Introducing Integrated Water Management
The following resources help to frame American Rivers’ approach to the philosophy of integrated water management (IWM), often referred to as ‘One Water’ or Integrated Water Resources Management (IWRM).
IWM can be practiced at many scales; the utility scale, the city scale, and the watershed scale are common examples. American Rivers’ focus is working with cities in the context of the watershed to advance sustainable solutions for people and nature. This focus has also framed the development of this resource center.
The resources included here are organized into several categories, although many of them will fit into multiple categories.
American Rivers, Great Lakes & St. Lawrence Cities Initiative, Johnson Foundation at Wingspread, and Mayors Innovation Project—The City Upstream and Down: How Integrated Water Management Can Help Cities Thrive (2016)
The paper is the result of a three-day convening of mayors, water utilities, and other leaders to discuss the integration of water management in their municipalities.

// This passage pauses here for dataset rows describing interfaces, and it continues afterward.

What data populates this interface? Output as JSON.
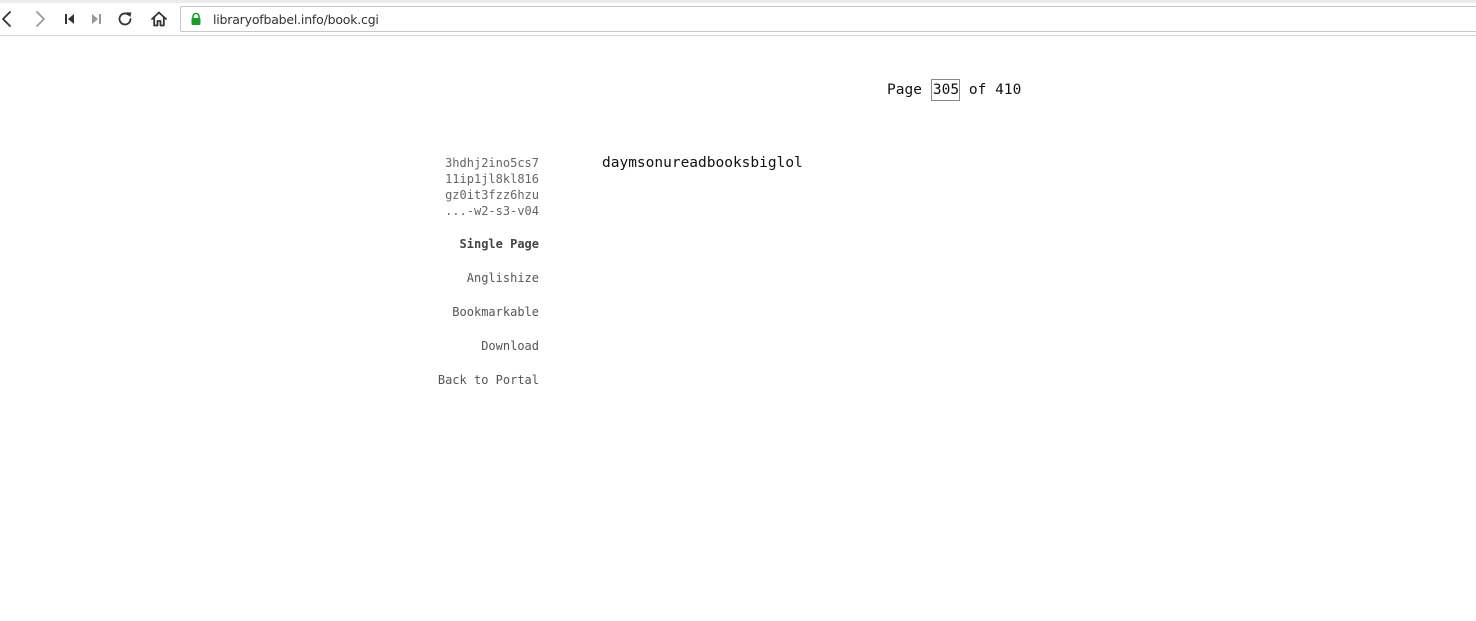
{
  "browser": {
    "url": "libraryofbabel.info/book.cgi",
    "buttons": {
      "back": "back-icon",
      "forward": "forward-icon",
      "first": "skip-first-icon",
      "last": "skip-last-icon",
      "reload": "reload-icon",
      "home": "home-icon"
    },
    "lock_color": "#1a9c2a"
  },
  "page_nav": {
    "prefix": "Page",
    "current": "305",
    "middle": "of",
    "total": "410"
  },
  "location": {
    "lines": [
      "3hdhj2ino5cs7",
      "11ip1jl8kl816",
      "gz0it3fzz6hzu",
      "...-w2-s3-v04"
    ]
  },
  "links": {
    "single_page": "Single Page",
    "anglishize": "Anglishize",
    "bookmarkable": "Bookmarkable",
    "download": "Download",
    "back_to_portal": "Back to Portal"
  },
  "book": {
    "text": "daymsonureadbooksbiglol"
  }
}
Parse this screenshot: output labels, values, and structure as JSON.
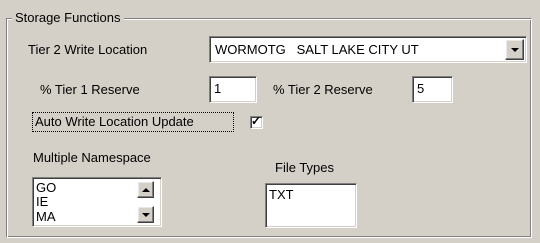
{
  "group": {
    "title": "Storage Functions"
  },
  "tier2_write_location": {
    "label": "Tier 2 Write Location",
    "value": "WORMOTG   SALT LAKE CITY UT"
  },
  "tier1_reserve": {
    "label": "% Tier 1 Reserve",
    "value": "1"
  },
  "tier2_reserve": {
    "label": "% Tier 2 Reserve",
    "value": "5"
  },
  "auto_write": {
    "label": "Auto Write Location Update",
    "checked": true,
    "check_glyph": "✓"
  },
  "namespace": {
    "label": "Multiple Namespace",
    "items": [
      "GO",
      "IE",
      "MA"
    ]
  },
  "file_types": {
    "label": "File Types",
    "value": "TXT"
  }
}
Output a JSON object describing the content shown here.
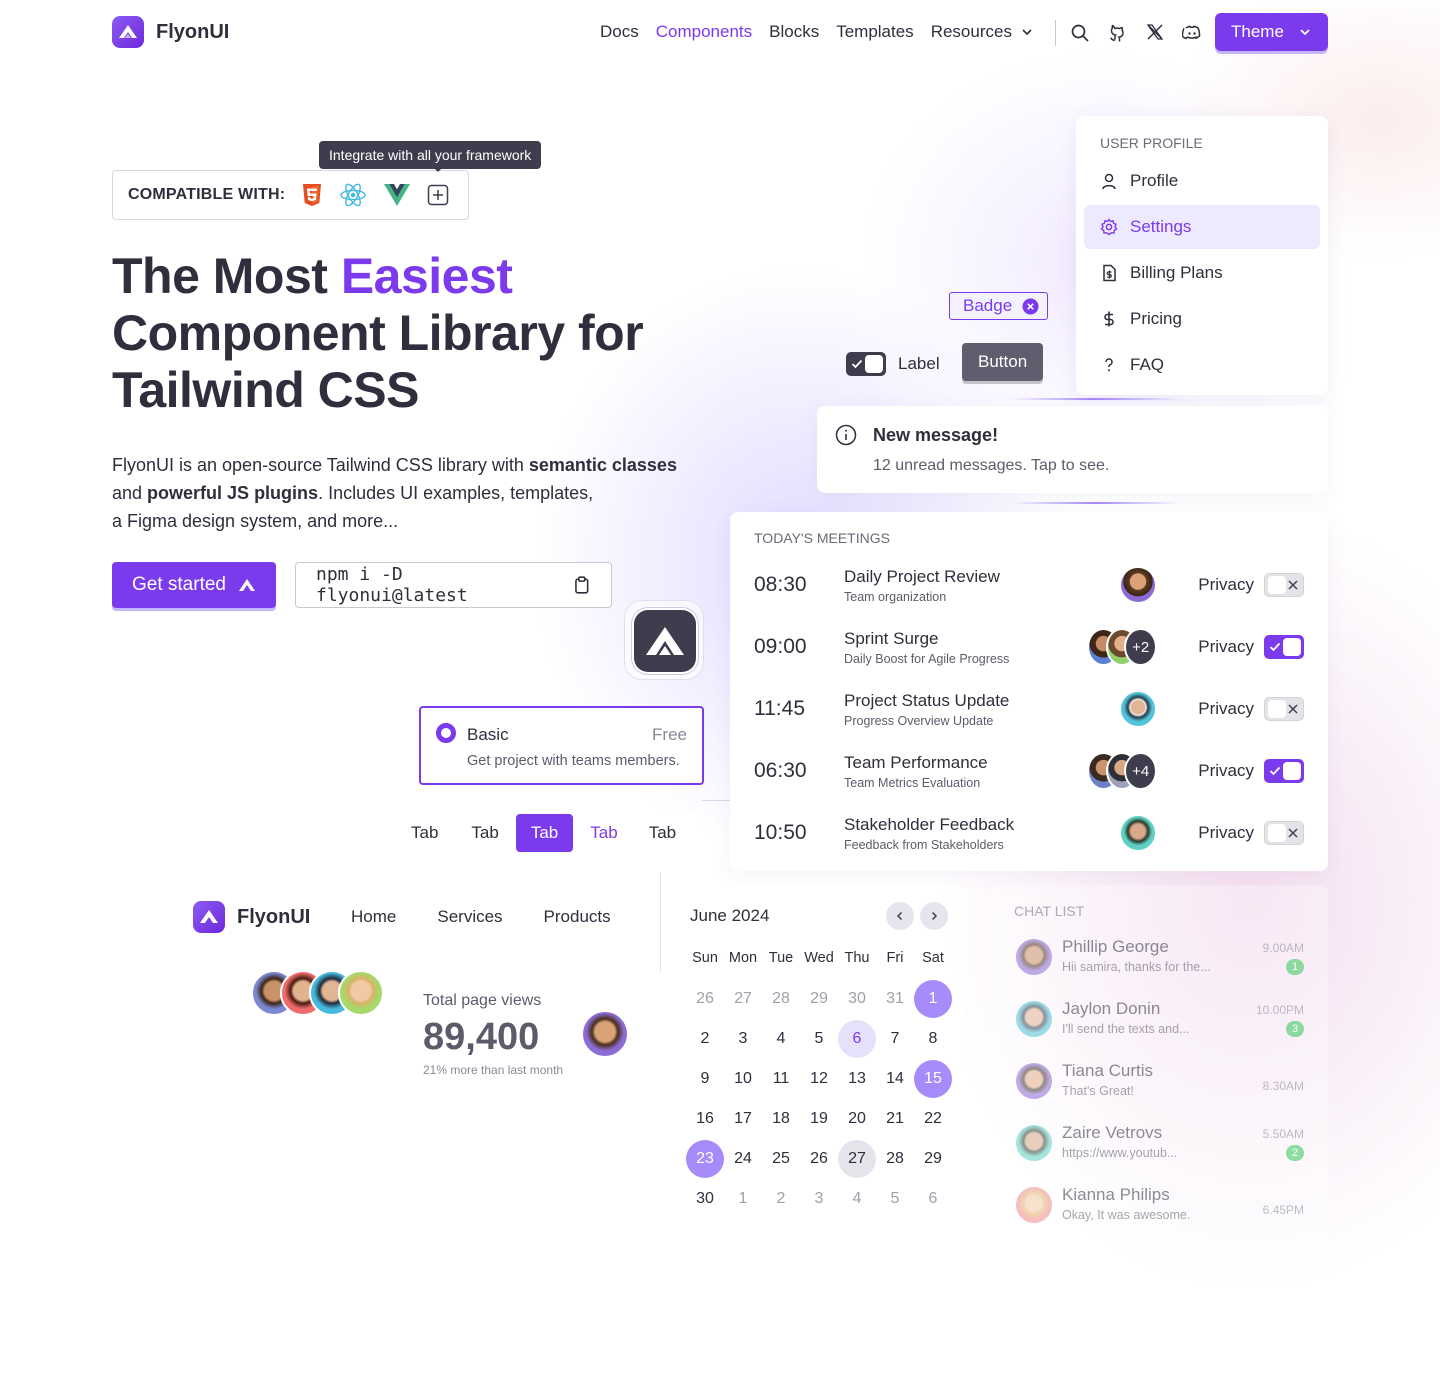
{
  "nav": {
    "brand": "FlyonUI",
    "links": [
      "Docs",
      "Components",
      "Blocks",
      "Templates",
      "Resources"
    ],
    "active": "Components",
    "theme_label": "Theme"
  },
  "hero": {
    "tooltip": "Integrate with all your framework",
    "compatible_label": "COMPATIBLE WITH:",
    "title_part1": "The Most ",
    "title_highlight": "Easiest",
    "title_line2": "Component Library for",
    "title_line3": "Tailwind CSS",
    "desc_part1": "FlyonUI is an open-source Tailwind CSS library with ",
    "desc_bold1": "semantic classes",
    "desc_part2": "and ",
    "desc_bold2": "powerful JS plugins",
    "desc_part3": ". Includes UI examples, templates,",
    "desc_part4": "a Figma design system, and more...",
    "cta_label": "Get started",
    "npm_command": "npm i -D flyonui@latest"
  },
  "profile_menu": {
    "heading": "USER PROFILE",
    "items": [
      "Profile",
      "Settings",
      "Billing Plans",
      "Pricing",
      "FAQ"
    ],
    "active": "Settings"
  },
  "badge": {
    "label": "Badge"
  },
  "switch": {
    "label": "Label"
  },
  "button": {
    "label": "Button"
  },
  "alert": {
    "title": "New message!",
    "body": "12 unread messages. Tap to see."
  },
  "meetings": {
    "heading": "TODAY'S MEETINGS",
    "privacy_label": "Privacy",
    "rows": [
      {
        "time": "08:30",
        "title": "Daily Project Review",
        "sub": "Team organization",
        "extra": "",
        "privacy": false
      },
      {
        "time": "09:00",
        "title": "Sprint Surge",
        "sub": "Daily Boost for Agile Progress",
        "extra": "+2",
        "privacy": true
      },
      {
        "time": "11:45",
        "title": "Project Status Update",
        "sub": "Progress Overview Update",
        "extra": "",
        "privacy": false
      },
      {
        "time": "06:30",
        "title": "Team Performance",
        "sub": "Team Metrics Evaluation",
        "extra": "+4",
        "privacy": true
      },
      {
        "time": "10:50",
        "title": "Stakeholder Feedback",
        "sub": "Feedback from Stakeholders",
        "extra": "",
        "privacy": false
      }
    ]
  },
  "plan": {
    "name": "Basic",
    "price": "Free",
    "desc": "Get project with teams members."
  },
  "tabs": {
    "items": [
      "Tab",
      "Tab",
      "Tab",
      "Tab",
      "Tab"
    ],
    "active_index": 2,
    "hover_index": 3
  },
  "mini_nav": {
    "brand": "FlyonUI",
    "links": [
      "Home",
      "Services",
      "Products"
    ]
  },
  "stats": {
    "label": "Total page views",
    "value": "89,400",
    "note": "21% more than last month"
  },
  "calendar": {
    "month": "June 2024",
    "weekdays": [
      "Sun",
      "Mon",
      "Tue",
      "Wed",
      "Thu",
      "Fri",
      "Sat"
    ],
    "days": [
      "26",
      "27",
      "28",
      "29",
      "30",
      "31",
      "1",
      "2",
      "3",
      "4",
      "5",
      "6",
      "7",
      "8",
      "9",
      "10",
      "11",
      "12",
      "13",
      "14",
      "15",
      "16",
      "17",
      "18",
      "19",
      "20",
      "21",
      "22",
      "23",
      "24",
      "25",
      "26",
      "27",
      "28",
      "29",
      "30",
      "1",
      "2",
      "3",
      "4",
      "5",
      "6"
    ],
    "muted_indices": [
      0,
      1,
      2,
      3,
      4,
      5,
      36,
      37,
      38,
      39,
      40,
      41
    ],
    "selected_indices": [
      6,
      20,
      28
    ],
    "today_index": 11,
    "hover_index": 32
  },
  "chat": {
    "heading": "CHAT LIST",
    "rows": [
      {
        "name": "Phillip George",
        "msg": "Hii samira, thanks for the...",
        "time": "9.00AM",
        "count": "1"
      },
      {
        "name": "Jaylon Donin",
        "msg": "I'll send the texts and...",
        "time": "10.00PM",
        "count": "3"
      },
      {
        "name": "Tiana Curtis",
        "msg": "That's Great!",
        "time": "8.30AM",
        "count": ""
      },
      {
        "name": "Zaire Vetrovs",
        "msg": "https://www.youtub...",
        "time": "5.50AM",
        "count": "2"
      },
      {
        "name": "Kianna Philips",
        "msg": "Okay, It was awesome.",
        "time": "6.45PM",
        "count": ""
      }
    ]
  },
  "colors": {
    "primary": "#7c3aed",
    "text": "#2f2e3d",
    "success": "#34c759"
  }
}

It introduces the concept, why it is important, offers strategies, and proposes several next steps that municipalities can take to integrate water management in their neighborhoods. 18 pages. Intermediate reading level. Read More…
Water Environment Research Foundation, Water Research Foundation, Water Research Australia, Institute for Sustainable Futures, and ForEvaSolutions—Pathways to One Water: A Guide for Institutional Innovation (2015)
Two resources that take a deep dive into the approaches which cities and organizations might take to advance IWM. Primarily based on a literature review of the major challenges encountered to date and examples of how organizations have taken Provides several in-depth case studies from United States and Australia. 1st resource is 28 pages, second is 206 pages. Intermediate reading level. Read More…
Clean Water America Alliance—Water Sustainability Principles for a National Policy Framework (2011)
Summarizes three national dialogues with leaders from multiple sectors across the country. The resulting principles include valuing water, sustaining water, monitoring water, innovation (science, technology, and finance), integration, and collaboration. 4 pages. Easy reading level. Read More …
Guiding Principle: Communicate and Collaborate
Communication and collaboration is at the heart of any form of integrated planning, and water management is no different. Rather than being a step in the process of IWM, this is the guiding principle which should be a part of every step.
Greater Lakes—A Municipal Guide to Organizing an Inter-Departmental Workshop on Integrated Water Management: Breaking Down the Silos and Building a One Water Approach (2016)
Offers a five-step process designed to 1) inspire municipalities to start a conversation about an integrated approach to water management, and 2) offer specific steps for organizing a workshop where that conversation can occur. The key focus of this paper is on how to break down silos in municipalities. 12 pages. Easy reading level. Second resource in the second section called “Guides.” Read More…
New Water Policy and Practice—Understanding six water leadership roles: A framework to help build leadership capacity (2015)
Describes six leadership roles that often drive more sustainable forms of water management: the champion leader, enabling leader, cross-boundary team leader, thought leader, strategic leader and trusted advisor roles. The paper also highlights some of the key leader competencies and strategies associated with these roles, and helps to identify which roles an emerging water leader is most suited to, and provides a framework to help analyze how people in different leadership roles effectively work together. 29 pages. Difficult reading level. Read More…
Tree People—Moving Toward Collaboration: A New Vision for Water Management in the Los Angeles Region (2015)
This report identifies barriers to building a unified watershed approach and recommends paths forward to a more nimble and responsive governance structure. It builds a case for a collaborative, systemic approach to address the region’s short-term drought emergency and long-term water crisis. Focus on California but has wide applicability. 36 pages. Intermediate reading level. Read More..
Naturally Stronger: How Natural Water Infrastructure Can Save Money and Improve Lives
Communities in the United States are being threatened by sewage overflows, flooding, polluted stormwater, leaky pipes, and at-risk water supplies. These threats are a result of our nation’s outdated water infrastructure and water management strategies, and their impacts fall disproportionately on low-wealth neighborhoods and communities of color that are already suffering from a lack of investment and opportunity. To solve this problem, we do not just need more investment in water infrastructure. Read more…